There were more oozes inside the cave, along with scattered remnants of the Horde outpost. Each of the oozes had bones inside of them, which would reform and act like the corresponding limb of some poor hapless orc or troll whenever Seryth came near. Wondering grimly if the creatures still retained the sentience of their former selves, Seryth put each one he could find out of its misery, burning it thoroughly.
Finally he came across the biggest of them all, capped with a massive tusked skull that wouldn’t be out of place for a hulking forest troll. Sure enough, as Seryth got closer, he could see a long jagged blade caught inside its center.
Thus far, Seryth had relied on copious amounts of fire to combat the oozes. This didn’t work so well when the ooze was as big as the room.
He wanted that blade, though. The shards he had already acquired had continued to sing to him, vibrating on his belt and in his pack at every hour. Would he be able to make out the full song if he gathered more of them? Curiosity drove him, and something deeper…
He attacked the giant ooze, but it only seemed to grow larger, more of it oozing out of the walls and dripping from the ceiling. With one sudden lunge, it was upon him, then top of him, surrounding him from every angle…
Seryth sucked in a breath and focused his fire on the thinnest part of the ooze, but it was soon all around him, enveloping and suffocating him. It was like swimming in pudding. He didn’t dare try to take a breath, but his lungs began to spasm as he ran out of air.
Then, just as he thought he would either pass out or involuntarily take a breath, he heard a voice in his head.
“…part of us…part of us…”
“Not if I can help it,” Seryth thought to himself.
It was a language he didn’t know, and he couldn’t be sure he wasn’t just mishearing it as his mind went fuzzy from the lack of air.
The ooze crushed him tighter, and Seryth idly wondered if this is what it felt like to be swallowed. His hand brushed something sharp, and he instinctively seized it.
Sharp…what could it be, but the blade… Its ill-carved hilt leapt into his hand as if it was meant to be there. The humming and buzzing from the shards at his waist and in his pack intensified, until the three blades seemed to spring together. Seryth’s chest was on fire now, and he screamed for breath and then choked as his inhale was nothing but ooze.
But the magic latent in the blade seemed to answer his thoughts. It grew hot in his hands, and he smelled and tasted burning material. The ooze weakened around him and he was able to push through it, though he couldn’t tell in what direction to strike out in order to escape it fastest. The heat extended up his arm and into his heart, searingly painful. He blacked out, but he couldn’t say if it was due to the pain or if he had pushed himself as far as he could without air.
Seryth slowly came awake to the sensation of something rough running across his face. His chest ached, and when he opened his eyes, he found a calico cat sitting on top of it.
“Get off!” he cried, shooing the cat away.
Obediently, the cat leapt down. “Sorry, boss, but I thought maybe I had lost you.”

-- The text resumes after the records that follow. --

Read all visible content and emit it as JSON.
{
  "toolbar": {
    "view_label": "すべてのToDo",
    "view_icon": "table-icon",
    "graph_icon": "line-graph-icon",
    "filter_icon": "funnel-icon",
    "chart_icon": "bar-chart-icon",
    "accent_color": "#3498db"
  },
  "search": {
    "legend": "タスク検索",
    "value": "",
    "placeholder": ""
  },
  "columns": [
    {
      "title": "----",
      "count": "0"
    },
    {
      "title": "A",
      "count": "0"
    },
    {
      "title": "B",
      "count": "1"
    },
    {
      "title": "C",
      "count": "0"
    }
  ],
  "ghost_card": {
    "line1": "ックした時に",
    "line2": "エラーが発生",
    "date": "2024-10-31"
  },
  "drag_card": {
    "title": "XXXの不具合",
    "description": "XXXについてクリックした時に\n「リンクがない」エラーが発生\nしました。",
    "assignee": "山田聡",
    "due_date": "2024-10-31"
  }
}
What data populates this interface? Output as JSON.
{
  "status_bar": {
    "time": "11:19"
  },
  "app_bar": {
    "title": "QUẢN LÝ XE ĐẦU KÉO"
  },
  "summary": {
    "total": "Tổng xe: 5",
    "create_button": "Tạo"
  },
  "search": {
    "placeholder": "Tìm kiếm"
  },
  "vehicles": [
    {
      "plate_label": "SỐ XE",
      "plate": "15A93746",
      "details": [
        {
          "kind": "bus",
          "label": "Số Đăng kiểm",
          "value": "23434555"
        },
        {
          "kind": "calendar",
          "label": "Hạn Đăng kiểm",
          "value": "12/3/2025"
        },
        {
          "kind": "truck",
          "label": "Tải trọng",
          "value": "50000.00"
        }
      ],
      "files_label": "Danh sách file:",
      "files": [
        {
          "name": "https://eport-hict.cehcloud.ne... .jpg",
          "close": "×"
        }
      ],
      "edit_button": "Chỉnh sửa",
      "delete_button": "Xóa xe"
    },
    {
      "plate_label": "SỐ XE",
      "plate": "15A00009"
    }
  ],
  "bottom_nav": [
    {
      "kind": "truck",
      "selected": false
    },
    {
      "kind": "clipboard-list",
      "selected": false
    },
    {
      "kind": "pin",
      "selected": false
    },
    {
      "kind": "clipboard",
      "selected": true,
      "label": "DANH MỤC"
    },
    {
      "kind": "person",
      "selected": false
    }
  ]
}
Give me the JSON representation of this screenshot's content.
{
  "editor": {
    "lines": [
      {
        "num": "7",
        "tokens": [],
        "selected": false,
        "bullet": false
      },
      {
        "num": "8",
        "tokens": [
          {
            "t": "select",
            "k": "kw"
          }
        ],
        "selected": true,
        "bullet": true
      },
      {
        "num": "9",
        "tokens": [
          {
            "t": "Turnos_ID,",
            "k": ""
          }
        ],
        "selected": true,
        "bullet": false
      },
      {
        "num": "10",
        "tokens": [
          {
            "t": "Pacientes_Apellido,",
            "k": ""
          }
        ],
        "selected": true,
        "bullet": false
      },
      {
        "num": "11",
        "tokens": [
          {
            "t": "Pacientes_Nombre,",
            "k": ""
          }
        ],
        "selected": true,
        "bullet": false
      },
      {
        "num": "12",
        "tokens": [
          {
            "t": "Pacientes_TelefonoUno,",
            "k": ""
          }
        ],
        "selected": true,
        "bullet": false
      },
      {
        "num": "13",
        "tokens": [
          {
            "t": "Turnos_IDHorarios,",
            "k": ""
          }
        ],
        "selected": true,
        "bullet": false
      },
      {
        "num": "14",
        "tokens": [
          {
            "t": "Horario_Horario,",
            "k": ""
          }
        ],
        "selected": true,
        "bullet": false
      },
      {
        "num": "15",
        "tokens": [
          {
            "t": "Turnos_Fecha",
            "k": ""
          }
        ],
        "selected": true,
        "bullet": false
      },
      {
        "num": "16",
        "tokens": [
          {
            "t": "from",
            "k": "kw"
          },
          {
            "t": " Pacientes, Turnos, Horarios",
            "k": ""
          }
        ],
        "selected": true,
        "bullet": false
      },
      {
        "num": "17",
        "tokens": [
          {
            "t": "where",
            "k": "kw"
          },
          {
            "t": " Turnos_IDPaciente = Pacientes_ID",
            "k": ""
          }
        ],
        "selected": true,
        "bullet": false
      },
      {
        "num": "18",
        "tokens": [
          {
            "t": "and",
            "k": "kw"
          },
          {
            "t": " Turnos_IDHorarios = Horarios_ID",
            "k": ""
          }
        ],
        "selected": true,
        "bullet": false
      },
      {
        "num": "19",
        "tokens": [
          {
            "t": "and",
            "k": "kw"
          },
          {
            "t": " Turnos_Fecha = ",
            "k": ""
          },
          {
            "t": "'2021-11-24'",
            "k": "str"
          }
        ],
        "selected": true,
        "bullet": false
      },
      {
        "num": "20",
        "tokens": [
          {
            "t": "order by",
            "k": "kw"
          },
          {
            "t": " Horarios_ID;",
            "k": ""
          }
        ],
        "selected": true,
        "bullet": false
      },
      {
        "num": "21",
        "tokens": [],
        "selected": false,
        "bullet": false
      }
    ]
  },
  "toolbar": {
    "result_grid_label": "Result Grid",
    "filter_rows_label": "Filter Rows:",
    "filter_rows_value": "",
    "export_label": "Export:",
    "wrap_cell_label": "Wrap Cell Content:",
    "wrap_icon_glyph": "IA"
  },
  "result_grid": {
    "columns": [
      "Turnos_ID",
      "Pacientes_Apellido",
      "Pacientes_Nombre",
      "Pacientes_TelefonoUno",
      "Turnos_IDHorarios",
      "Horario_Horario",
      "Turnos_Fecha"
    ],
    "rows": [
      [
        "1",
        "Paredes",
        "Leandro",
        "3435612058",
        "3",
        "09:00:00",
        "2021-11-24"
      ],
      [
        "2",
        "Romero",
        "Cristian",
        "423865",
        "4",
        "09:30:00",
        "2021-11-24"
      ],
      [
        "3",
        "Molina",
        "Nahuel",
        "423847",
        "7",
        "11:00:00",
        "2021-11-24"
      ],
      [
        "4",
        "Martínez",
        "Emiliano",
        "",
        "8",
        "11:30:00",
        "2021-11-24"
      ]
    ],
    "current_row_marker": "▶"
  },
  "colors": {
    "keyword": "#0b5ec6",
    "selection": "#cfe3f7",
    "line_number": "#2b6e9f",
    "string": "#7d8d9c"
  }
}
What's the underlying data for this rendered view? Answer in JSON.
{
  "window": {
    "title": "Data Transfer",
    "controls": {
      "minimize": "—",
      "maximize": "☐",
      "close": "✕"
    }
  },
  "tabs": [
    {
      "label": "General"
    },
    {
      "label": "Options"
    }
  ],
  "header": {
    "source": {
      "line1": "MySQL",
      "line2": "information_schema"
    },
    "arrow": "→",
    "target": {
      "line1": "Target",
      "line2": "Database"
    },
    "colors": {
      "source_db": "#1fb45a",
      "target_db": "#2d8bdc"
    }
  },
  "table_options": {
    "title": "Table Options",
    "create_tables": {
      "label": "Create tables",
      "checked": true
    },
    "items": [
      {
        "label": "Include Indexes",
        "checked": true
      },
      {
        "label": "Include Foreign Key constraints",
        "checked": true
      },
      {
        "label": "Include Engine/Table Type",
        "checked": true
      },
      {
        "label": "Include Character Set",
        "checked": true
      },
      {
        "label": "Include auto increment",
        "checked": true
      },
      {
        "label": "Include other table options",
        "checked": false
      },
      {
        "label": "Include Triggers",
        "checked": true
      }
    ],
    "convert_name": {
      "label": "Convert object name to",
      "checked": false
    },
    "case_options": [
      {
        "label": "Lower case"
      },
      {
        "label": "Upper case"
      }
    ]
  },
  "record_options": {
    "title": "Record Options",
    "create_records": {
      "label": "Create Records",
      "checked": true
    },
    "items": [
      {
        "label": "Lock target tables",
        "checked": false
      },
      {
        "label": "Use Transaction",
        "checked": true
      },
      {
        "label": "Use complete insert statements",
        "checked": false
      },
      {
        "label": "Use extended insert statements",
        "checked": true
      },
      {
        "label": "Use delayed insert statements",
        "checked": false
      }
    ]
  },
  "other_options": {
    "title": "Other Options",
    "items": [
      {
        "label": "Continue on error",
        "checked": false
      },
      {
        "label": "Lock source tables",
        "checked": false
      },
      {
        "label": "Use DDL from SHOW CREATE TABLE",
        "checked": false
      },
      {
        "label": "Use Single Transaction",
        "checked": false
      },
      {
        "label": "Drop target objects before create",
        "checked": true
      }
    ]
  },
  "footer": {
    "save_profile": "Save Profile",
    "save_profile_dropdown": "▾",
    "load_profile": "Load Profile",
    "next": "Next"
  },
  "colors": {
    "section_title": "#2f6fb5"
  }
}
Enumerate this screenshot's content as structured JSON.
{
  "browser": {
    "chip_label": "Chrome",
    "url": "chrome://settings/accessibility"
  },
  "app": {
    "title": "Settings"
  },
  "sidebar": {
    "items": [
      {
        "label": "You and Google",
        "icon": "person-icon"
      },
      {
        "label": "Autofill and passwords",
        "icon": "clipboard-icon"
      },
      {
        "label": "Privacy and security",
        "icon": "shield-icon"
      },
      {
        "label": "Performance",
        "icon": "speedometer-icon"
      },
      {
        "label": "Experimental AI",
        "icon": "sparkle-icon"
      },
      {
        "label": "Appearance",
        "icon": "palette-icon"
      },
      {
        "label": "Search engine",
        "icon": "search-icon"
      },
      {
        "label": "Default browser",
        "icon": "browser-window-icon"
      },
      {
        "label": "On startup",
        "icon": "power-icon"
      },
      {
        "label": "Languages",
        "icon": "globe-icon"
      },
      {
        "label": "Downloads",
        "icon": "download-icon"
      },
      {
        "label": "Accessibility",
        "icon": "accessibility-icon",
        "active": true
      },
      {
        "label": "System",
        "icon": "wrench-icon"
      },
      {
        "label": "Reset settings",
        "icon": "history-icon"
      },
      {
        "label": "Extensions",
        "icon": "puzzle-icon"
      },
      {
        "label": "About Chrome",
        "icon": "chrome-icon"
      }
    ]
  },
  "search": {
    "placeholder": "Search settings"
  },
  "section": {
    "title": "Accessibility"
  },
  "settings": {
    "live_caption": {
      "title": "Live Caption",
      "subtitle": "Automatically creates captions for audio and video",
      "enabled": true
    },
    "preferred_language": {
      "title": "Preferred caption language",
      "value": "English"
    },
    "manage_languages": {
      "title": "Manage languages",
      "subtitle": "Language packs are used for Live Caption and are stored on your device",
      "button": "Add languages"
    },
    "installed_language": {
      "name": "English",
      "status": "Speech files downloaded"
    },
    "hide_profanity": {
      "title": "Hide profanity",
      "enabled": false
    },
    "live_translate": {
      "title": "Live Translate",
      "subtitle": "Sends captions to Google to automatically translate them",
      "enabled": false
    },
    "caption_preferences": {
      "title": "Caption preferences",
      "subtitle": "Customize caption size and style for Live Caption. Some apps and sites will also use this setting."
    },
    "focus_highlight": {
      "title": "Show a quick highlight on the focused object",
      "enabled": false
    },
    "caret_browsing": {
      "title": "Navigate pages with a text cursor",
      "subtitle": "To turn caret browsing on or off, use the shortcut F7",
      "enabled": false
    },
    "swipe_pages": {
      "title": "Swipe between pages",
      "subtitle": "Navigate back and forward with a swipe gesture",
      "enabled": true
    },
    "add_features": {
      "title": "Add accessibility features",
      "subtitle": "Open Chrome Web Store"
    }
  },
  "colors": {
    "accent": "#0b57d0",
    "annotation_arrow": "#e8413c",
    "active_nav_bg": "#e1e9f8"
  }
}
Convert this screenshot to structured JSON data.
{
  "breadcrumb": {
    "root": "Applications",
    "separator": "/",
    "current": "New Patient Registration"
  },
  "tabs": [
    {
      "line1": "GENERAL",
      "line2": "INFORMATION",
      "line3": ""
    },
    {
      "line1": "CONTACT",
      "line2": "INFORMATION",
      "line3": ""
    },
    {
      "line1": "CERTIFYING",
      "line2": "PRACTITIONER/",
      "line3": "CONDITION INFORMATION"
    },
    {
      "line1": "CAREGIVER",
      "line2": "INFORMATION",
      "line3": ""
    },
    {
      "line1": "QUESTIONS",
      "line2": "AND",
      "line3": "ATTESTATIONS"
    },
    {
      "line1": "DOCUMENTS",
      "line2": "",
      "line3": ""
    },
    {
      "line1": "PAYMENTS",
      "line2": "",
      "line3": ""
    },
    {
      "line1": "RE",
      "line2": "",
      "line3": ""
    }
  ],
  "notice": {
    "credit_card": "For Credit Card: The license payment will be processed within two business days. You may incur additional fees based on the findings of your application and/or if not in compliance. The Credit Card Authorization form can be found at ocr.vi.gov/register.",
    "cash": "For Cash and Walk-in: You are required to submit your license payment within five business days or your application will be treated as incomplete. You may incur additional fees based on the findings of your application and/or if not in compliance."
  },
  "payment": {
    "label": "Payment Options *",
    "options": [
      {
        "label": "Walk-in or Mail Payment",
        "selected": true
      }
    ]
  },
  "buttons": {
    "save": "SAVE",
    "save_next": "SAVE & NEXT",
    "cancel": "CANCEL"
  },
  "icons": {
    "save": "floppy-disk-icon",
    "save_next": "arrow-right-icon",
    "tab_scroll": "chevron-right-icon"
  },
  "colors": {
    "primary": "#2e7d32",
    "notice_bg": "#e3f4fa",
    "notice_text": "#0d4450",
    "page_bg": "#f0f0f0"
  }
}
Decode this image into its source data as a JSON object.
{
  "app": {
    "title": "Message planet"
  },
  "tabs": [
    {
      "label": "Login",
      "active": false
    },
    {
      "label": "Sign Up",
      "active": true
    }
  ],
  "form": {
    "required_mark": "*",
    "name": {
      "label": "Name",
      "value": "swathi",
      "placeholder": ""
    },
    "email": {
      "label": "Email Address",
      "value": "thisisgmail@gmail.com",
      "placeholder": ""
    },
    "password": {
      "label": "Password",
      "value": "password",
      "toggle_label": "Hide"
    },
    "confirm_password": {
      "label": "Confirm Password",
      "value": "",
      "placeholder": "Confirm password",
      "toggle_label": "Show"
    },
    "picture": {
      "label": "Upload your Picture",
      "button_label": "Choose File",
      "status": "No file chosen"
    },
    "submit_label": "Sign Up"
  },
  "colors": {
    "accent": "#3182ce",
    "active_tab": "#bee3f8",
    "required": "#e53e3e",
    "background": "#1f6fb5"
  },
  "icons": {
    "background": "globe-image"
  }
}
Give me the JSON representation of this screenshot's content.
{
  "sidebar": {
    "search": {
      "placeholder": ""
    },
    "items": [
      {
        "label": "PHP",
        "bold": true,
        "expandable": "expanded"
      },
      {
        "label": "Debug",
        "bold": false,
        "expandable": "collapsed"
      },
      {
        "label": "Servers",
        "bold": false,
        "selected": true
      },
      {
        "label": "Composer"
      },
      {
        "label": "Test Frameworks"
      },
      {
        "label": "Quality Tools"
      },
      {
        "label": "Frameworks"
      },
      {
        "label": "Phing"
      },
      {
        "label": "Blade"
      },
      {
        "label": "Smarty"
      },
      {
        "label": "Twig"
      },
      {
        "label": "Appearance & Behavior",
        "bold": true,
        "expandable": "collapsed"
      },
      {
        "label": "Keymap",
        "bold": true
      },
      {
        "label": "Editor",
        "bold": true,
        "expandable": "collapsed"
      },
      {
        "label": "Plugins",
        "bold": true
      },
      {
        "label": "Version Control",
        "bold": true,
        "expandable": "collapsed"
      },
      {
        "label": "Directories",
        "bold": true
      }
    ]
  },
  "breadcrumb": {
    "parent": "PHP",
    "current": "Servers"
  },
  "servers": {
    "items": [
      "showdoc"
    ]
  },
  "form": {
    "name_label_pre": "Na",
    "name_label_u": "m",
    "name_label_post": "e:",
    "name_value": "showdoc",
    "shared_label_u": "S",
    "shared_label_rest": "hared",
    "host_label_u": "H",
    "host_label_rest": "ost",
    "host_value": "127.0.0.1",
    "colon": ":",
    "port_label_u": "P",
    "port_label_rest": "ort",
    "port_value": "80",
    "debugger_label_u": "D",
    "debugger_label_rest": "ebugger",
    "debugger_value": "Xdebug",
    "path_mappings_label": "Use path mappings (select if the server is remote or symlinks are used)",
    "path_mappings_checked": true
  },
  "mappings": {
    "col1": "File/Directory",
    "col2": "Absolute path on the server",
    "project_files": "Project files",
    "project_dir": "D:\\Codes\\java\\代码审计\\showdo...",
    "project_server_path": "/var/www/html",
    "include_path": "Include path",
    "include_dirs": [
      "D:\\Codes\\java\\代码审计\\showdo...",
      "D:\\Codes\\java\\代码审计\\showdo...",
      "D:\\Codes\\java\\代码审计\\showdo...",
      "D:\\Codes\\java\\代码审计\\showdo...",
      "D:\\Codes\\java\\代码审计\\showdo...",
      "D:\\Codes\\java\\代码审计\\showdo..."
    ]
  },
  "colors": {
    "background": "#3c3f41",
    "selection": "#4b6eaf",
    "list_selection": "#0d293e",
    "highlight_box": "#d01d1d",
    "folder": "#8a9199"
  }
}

It was just the imp. Seryth slowly sat up, looking around.. The room was covered in the stinking remains of the giant ooze he had managed to burn up. His pack was in shreds on the floor, and he eyed the cat suspiciously, but amazingly, the rest of his gear was intact.
Including a new blade.
It was actually only half a blade, snapped off several inches past the hilt. The hilt wasn’t a real hilt, either, but instead looked like some troll or orc had bound more of the blade in rope and leather strips to protect one’s hand from the edge. There were faint cracks running through it, and Seryth could just pick out where he thought two knives, and one larger shard, had fused to become one.
“I wouldn’t touch that if I were you,” said the cat. Seryth scowled at it.
“Why? It’s what I came for. What I almost died for!”
“Almost, yes.” The cat started delicately licking its paws. “I barely got you stitched up the last time, and as much as I like you, I don’t like you enough to do THAT again.”
“Stitched me up?” Seryth looked down. The front of his robes were covered in blood. He parted them, suddenly feeling dizzy. It was as if something had torn through his chest.
He looked up to see the cat regarding him with fel-green, unblinking eyes. Its paws were covered in his blood.